I've often thought about what it would be like to actually take part in the Battle of Hoth. In The Empire Strikes Back, we saw only a glimpse of the chaos that ensued once the Imperial Army found the Rebel base on the icy planet, and didn't truly get an idea of the conflict that broke out. It makes sense considering the films follow such a small cast of characters, and can't just spend hours on showing the ins and outs of one space battle. That's why I was excited to dive head first the galactic civil war with Star Wars Battlefront later this year. At least, until I played a little bit of the beta this week at New York Comic Con. Now, don't take that to mean that I've lost all my interest. Quite the opposite, in fact. I'm just not all that interested in living out the Battle of Hoth from the Rebel perspective anymore. While the films and comics and books have always talked about the strength and power of the Imperial side of the conflict, you don't truly grasp how daunting a task it must have been for the Rebel Alliance to pull out such tremendous victories until you're planted firmly in their boots. It's impressive that any of the ships escaping Hoth made it out of there alive, especially if any of those Rebel troopers fought as poorly as I did.

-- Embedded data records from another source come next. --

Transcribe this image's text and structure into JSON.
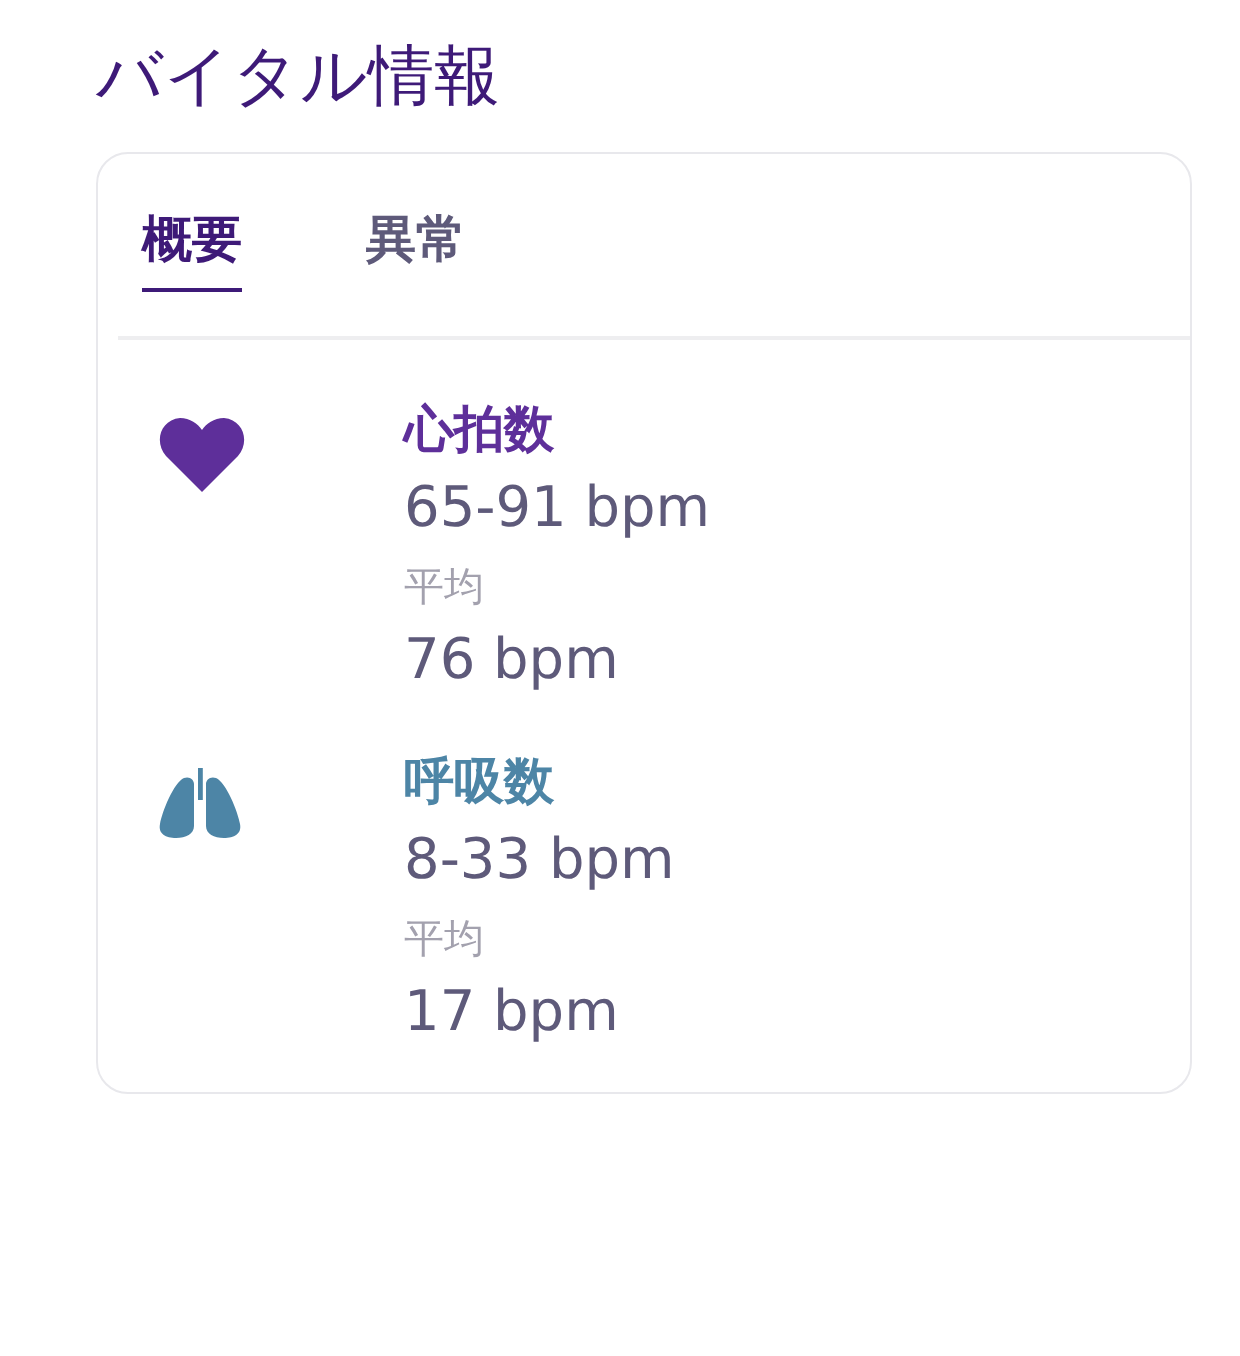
{
  "title": "バイタル情報",
  "tabs": [
    {
      "label": "概要",
      "selected": true
    },
    {
      "label": "異常",
      "selected": false
    }
  ],
  "vitals": [
    {
      "kind": "heart",
      "color": "#5e2f9a",
      "name": "心拍数",
      "range": "65-91 bpm",
      "average_label": "平均",
      "average": "76 bpm"
    },
    {
      "kind": "lungs",
      "color": "#4d85a6",
      "name": "呼吸数",
      "range": "8-33 bpm",
      "average_label": "平均",
      "average": "17 bpm"
    }
  ]
}
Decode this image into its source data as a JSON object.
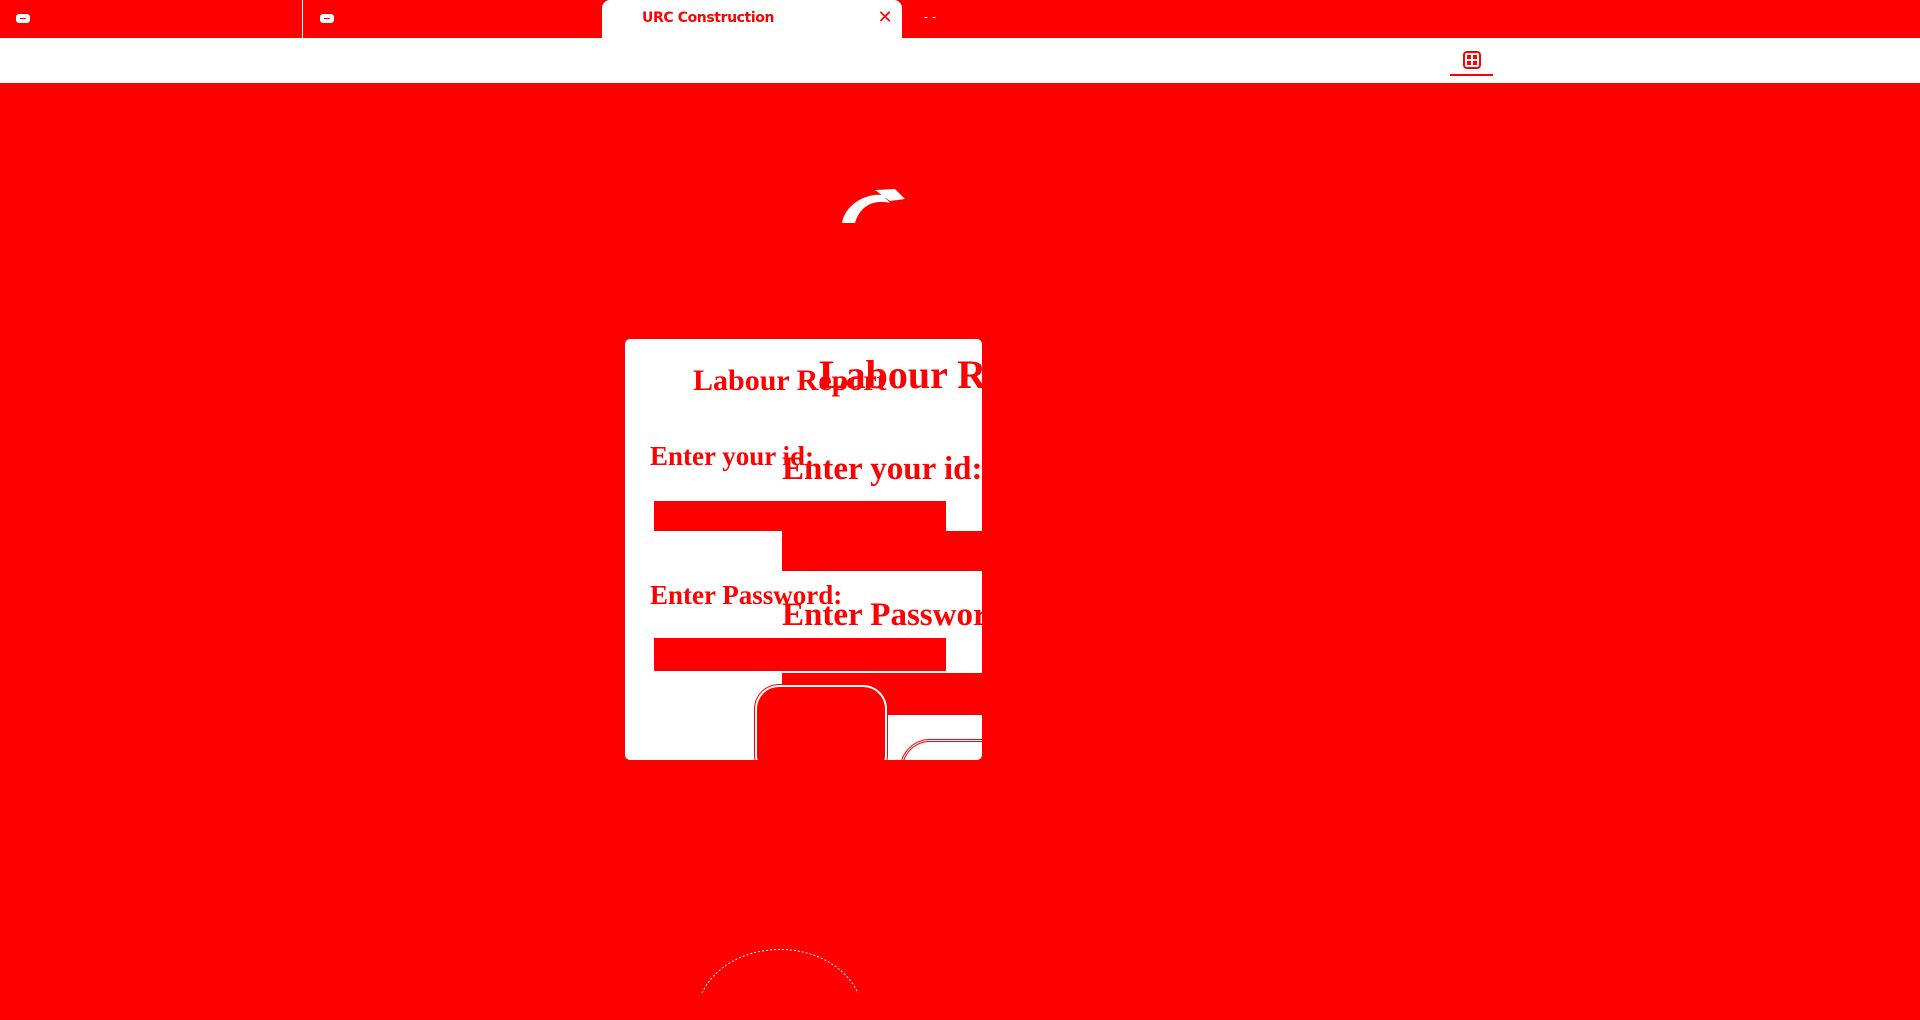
{
  "browser": {
    "tabs": [
      {
        "title": ""
      },
      {
        "title": ""
      },
      {
        "title": "URC Construction",
        "active": true
      }
    ],
    "close_glyph": "✕",
    "new_tab_glyph": "- -",
    "toolbar": {
      "extension_icon": "extension-grid-icon"
    }
  },
  "page": {
    "logo_icon": "arc-logo-icon",
    "form": {
      "title": "Labour Report",
      "id_label": "Enter your id:",
      "id_value": "",
      "password_label": "Enter Password:",
      "password_value": "",
      "submit_label": ""
    },
    "colors": {
      "background": "#ff0000",
      "card": "#ffffff",
      "text": "#ff0000"
    }
  }
}
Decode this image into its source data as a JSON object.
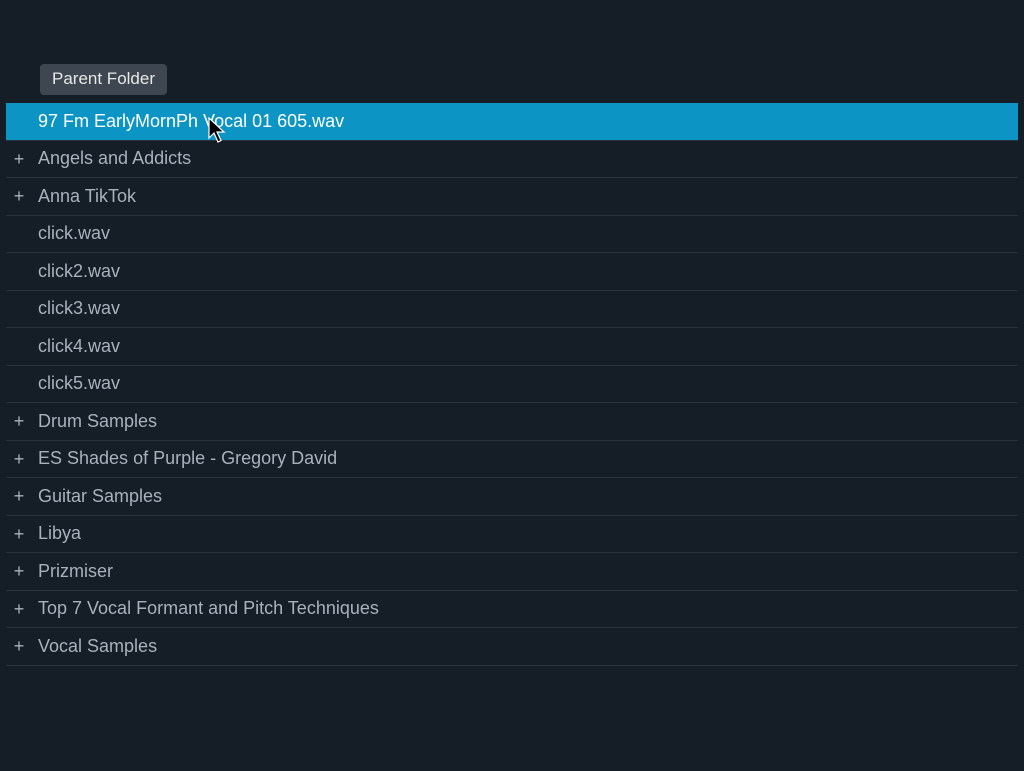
{
  "parent_folder_label": "Parent Folder",
  "plus_glyph": "+",
  "items": [
    {
      "label": "97 Fm EarlyMornPh Vocal 01 605.wav",
      "is_folder": false,
      "selected": true
    },
    {
      "label": "Angels and Addicts",
      "is_folder": true,
      "selected": false
    },
    {
      "label": "Anna TikTok",
      "is_folder": true,
      "selected": false
    },
    {
      "label": "click.wav",
      "is_folder": false,
      "selected": false
    },
    {
      "label": "click2.wav",
      "is_folder": false,
      "selected": false
    },
    {
      "label": "click3.wav",
      "is_folder": false,
      "selected": false
    },
    {
      "label": "click4.wav",
      "is_folder": false,
      "selected": false
    },
    {
      "label": "click5.wav",
      "is_folder": false,
      "selected": false
    },
    {
      "label": "Drum Samples",
      "is_folder": true,
      "selected": false
    },
    {
      "label": "ES Shades of Purple - Gregory David",
      "is_folder": true,
      "selected": false
    },
    {
      "label": "Guitar Samples",
      "is_folder": true,
      "selected": false
    },
    {
      "label": "Libya",
      "is_folder": true,
      "selected": false
    },
    {
      "label": "Prizmiser",
      "is_folder": true,
      "selected": false
    },
    {
      "label": "Top 7 Vocal Formant and Pitch Techniques",
      "is_folder": true,
      "selected": false
    },
    {
      "label": "Vocal Samples",
      "is_folder": true,
      "selected": false
    }
  ]
}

Five years after the last full retail release, Harmonix has returned with Rock Band 4. Like your favorite band that's been out of the studio for too long, Harmonix's return is a welcome one. Who better than the masters of the genre to bring back one of the most storied franchises of the last decade for another run at greatness? With new platforms and audiences to reach, the time seemed right for Rock Band to once again make a claim to the throne of the ultimate music franchise. Much of what makes up Rock Band 4 will be immediately familiar to longtime players, but that's not a bad thing. Rock Band 4 brings back feelings you didn't even know you were missing, and improves upon the formula just enough to make everything feel fresh and new, while being as comfortable as a pair of worn-in leather pants.
The music, a generic, 2001-esque rock tune, cuts in and out on the loading screen, then restarts entirely when the level starts to load. Objects pop into view haphazardly, and most textures only start to think about showing up for work. Your character is last to appear, an undetailed blob that vaguely resembles Tony Hawk; you feel a vague unease to go along with his blurred features. The objective: using your skateboarding skills, knock 25 giant balls out of a pool. There are actually 26 balls, but whatever. You struggle with the controls, flailing and flopping on maneuvers you swore you landed, all while the timer counts down with a corporate logo hanging heavy above it. You've nearly gotten all of the balls out when you jump. Tony goes ragdoll for no reason and launches twenty feet into the air in grotesque slow-motion until he tumbles down, into the ground, and jams there like a twitchy tombstone. The textures of his clothes and face finally load; his face is an expressionless, joyless mass with eyes more dead than Gravelord Nito.
Since Activision got a lot of heat due to the last-gen versions of Call of Duty: Black Ops 3 not having a campaign mode, they went and released a story trailer.
Bethesda has released its fourth educational cartoon featuring Vault Boy, teaching you how important Charisma is out in the wasteland while playing Fallout 4.